<Remember, all older MFM, ESDI and some early SCSI drives always need
<annual or bi yearly LLF job.
I have a st506 that I formatted once and never again and it still works
fine. I do however run a program that checks it for bad sectors, haven't
found many over the years. The need for reformats is urban legend and I
have a bunch of RD52/53/54(mfm) and a potload of st506 and st412 drives
that haven't been reformatted unless moved to a different system where
the controller was incompatable with the former format.
However to qualify that I've seen many systems with power down problems
where they would write garbage to the disk causeing a need for reformats.
I've also seen system with power and heat problems. Optimally the drive
should run over a narrow temperature range that is centered at the
temperature they were formatted at. most time they are asked to run

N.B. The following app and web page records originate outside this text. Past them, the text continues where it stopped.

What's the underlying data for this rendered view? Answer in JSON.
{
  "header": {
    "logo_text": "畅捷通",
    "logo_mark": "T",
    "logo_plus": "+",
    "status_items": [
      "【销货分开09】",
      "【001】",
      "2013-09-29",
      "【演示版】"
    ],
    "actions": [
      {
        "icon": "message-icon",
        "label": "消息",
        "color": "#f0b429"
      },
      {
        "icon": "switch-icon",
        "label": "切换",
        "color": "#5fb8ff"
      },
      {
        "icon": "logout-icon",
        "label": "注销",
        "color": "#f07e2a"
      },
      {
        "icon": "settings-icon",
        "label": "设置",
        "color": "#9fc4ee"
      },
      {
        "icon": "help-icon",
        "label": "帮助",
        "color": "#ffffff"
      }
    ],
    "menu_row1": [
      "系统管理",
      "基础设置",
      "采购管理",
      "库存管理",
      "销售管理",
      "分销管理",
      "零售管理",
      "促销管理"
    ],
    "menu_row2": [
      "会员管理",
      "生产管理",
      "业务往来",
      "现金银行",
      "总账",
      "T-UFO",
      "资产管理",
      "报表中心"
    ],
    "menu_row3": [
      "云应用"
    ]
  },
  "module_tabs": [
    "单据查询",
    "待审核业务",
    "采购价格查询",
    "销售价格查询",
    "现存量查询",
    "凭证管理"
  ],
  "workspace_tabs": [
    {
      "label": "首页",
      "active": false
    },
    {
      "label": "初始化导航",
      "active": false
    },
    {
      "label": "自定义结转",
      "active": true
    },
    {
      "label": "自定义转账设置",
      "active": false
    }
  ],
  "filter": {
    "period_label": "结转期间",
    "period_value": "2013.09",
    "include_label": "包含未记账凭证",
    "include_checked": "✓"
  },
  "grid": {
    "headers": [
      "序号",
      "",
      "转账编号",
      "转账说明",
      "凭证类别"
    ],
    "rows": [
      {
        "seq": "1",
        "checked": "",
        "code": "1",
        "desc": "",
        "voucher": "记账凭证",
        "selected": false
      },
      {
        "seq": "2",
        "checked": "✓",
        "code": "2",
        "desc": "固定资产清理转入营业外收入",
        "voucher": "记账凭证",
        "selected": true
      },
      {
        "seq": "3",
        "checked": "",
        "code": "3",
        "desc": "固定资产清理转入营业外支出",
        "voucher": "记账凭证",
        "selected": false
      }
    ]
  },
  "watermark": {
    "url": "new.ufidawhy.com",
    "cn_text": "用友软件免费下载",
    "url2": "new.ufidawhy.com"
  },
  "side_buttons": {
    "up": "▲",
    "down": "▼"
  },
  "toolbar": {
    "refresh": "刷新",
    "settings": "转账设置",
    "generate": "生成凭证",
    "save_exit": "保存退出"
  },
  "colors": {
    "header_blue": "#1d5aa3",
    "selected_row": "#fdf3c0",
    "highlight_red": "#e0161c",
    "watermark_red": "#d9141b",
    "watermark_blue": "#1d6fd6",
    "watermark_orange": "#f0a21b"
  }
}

much hotter and that means the stepper is not centered on the thermally
repostioned tracks. This can be made worse by reformatting the drive
as cold as it will warm up and all the track centering will be off leading

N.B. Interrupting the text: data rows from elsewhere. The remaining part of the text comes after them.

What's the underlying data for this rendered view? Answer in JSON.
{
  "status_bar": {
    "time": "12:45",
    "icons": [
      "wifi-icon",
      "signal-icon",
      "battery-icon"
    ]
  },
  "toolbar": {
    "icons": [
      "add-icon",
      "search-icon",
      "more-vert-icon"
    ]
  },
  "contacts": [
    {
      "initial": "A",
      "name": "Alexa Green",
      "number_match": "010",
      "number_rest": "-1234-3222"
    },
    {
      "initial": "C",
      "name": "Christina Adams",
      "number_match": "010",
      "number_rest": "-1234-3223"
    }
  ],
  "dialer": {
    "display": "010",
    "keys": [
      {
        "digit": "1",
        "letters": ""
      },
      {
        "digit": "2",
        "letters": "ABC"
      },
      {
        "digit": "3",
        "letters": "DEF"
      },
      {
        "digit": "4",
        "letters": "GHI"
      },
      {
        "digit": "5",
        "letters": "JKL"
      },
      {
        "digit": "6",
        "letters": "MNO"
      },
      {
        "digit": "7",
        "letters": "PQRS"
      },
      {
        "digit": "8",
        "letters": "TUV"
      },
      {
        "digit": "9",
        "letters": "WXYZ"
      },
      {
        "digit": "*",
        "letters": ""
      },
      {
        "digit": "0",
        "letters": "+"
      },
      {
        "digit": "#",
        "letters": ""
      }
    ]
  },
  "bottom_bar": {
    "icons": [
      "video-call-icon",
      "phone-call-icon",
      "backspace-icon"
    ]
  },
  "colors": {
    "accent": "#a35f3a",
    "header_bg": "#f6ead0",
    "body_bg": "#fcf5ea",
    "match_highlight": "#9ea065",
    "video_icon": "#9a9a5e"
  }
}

to errors and a likely reformat.
Asolutely correct, and you're not there to control the temperatures
are you? So, that changes all the time, hd runs hot, all of kinds in
the field not under lab/glass room conditions. That is why they

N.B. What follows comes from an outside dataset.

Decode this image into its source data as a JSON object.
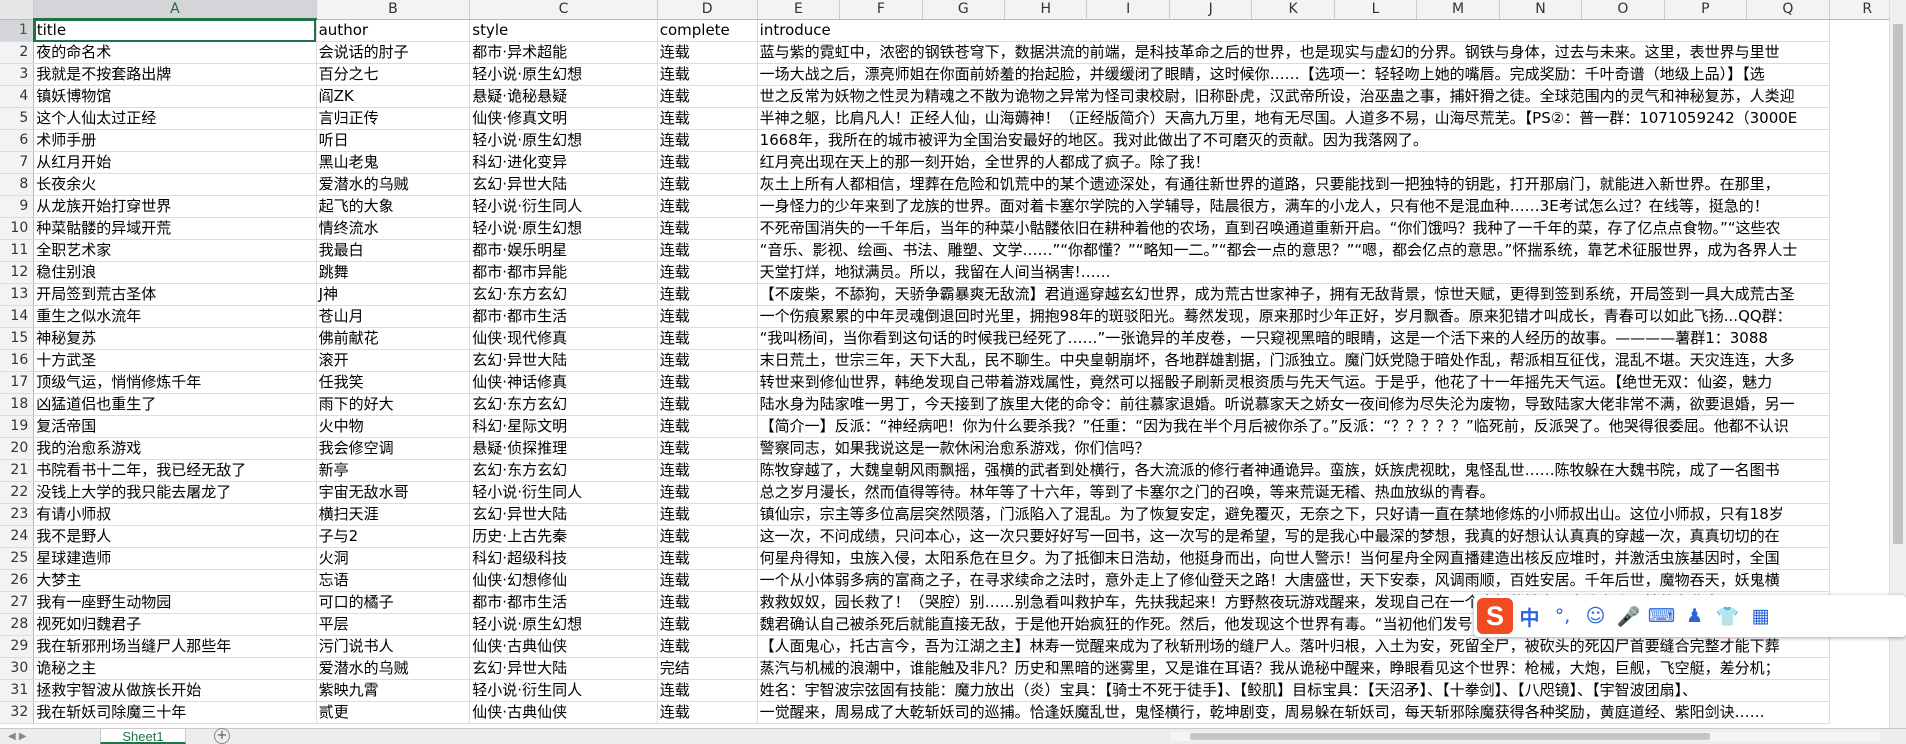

required LLF so often. This data splatting at power cycles could be
low quality controllers and bad wiring routing near powerful current
carrying wirings. I have not seen like that except for few hard
drives that is going bad by crashing, damaging the track under it at
spin up or down. Remember, the hard drive designers did their
damnest BEST to prevent that within those hard drive itself but no
control over what is happening outside that drive itself through the
connections unless that circuit is broken which would show up as dead
Later voicecoil and other servo positioned drives are
immune to this as
the servo track or embedded servo information will insure it tracks with
temperature and bearing wear.
Thankfully, today we have all voice coil hard drives so no need for
Pero, Jason D.